There is no perfect universal definition of what makes a house green, but a good place to start is this straightforward suggestion from the David and Lucile Packard Foundation: "Any building that has significantly lower environmental impacts than traditional buildings."
Beyond that, the key, most experts in the field agree, is a flexible and holistic approach, trying to make environmentally friendly decisions at every point in the residential planning, design and construction process — while keeping in mind that there are always going to be tough, even seemingly impossible, choices to be made. An architect or homeowner deciding between a kind of roofing material that is wasteful to produce but available locally and an eco-friendly variety that has to be trucked in from 2,500 miles away will not be helped by a one-size-fits-all checklist.
In general, though, there are steady guidelines and priorities. A residential design that aims for authentic greenness should be as small as possible, for a house that uses every sustainable technique under the sun will not be as kind to the earth as any house half its size. It should be oriented on its site to take advantage of winter sun and summer shade and minimize damage to the plants, animals and soil already there. And it should be located as close as realistically possible to public transportation, workplaces, schools and shopping areas.
None of those basics need add any cost to the construction of a new home (save for the potential higher prices of a piece of land near or in a city). Indeed, following the first size rule will necessarily lead to lower building costs.
Beyond that, greenness is generally a question of two issues — energy efficiency and the eco-friendliness of its materials — along with a broader sense of how a new house or apartment building ties into its local, regional and global context. Often, these concerns are intertwined, but in general architects committed to sustainability will rely on the following:
Recycled materials and even existing foundations or building shells.
Wood from stocks that are sustainably managed.
Materials low in embodied energy — that is, the energy required to extract and produce them and bring them to a building site.
Natural materials, such as bamboo, that are easily regrown or replenished.
Efficient lighting systems that take advantage of or redirect daylight to reduce the need for electricity, or include sensors and timers to shut off lights when not in use.
Water systems that collect rainwater or treat so-called gray water (from sinks and showers) so that it can be reused for gardens or toilets.
Strategies to ensure that a house will have a long life, because it is architecturally significant, comfortable, or adaptable to future uses.

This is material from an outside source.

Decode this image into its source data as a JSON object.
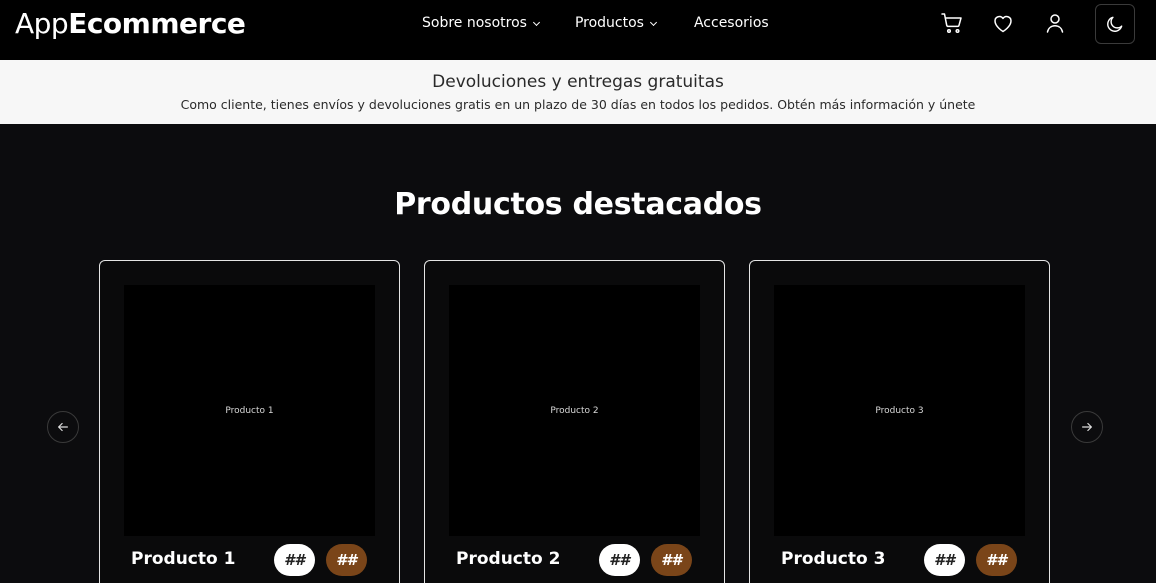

Insulation, glass and facades that are energy-efficient or that promote air circulation by natural ventilation instead of air conditioning.
Strategies to take advantage of the sun's rays, either passively, by storing sunlight as heat, or actively, using solar panels to convert light into electricity.
Interior materials and finishes, from carpets to paints, that minimize unhealthy chemical emissions and promote a high level of air quality.
The point is not to meet some standard of perfection but to make careful, informed choices, from selecting a building site to picking out the appliances, cabinetry and plants for the backyard.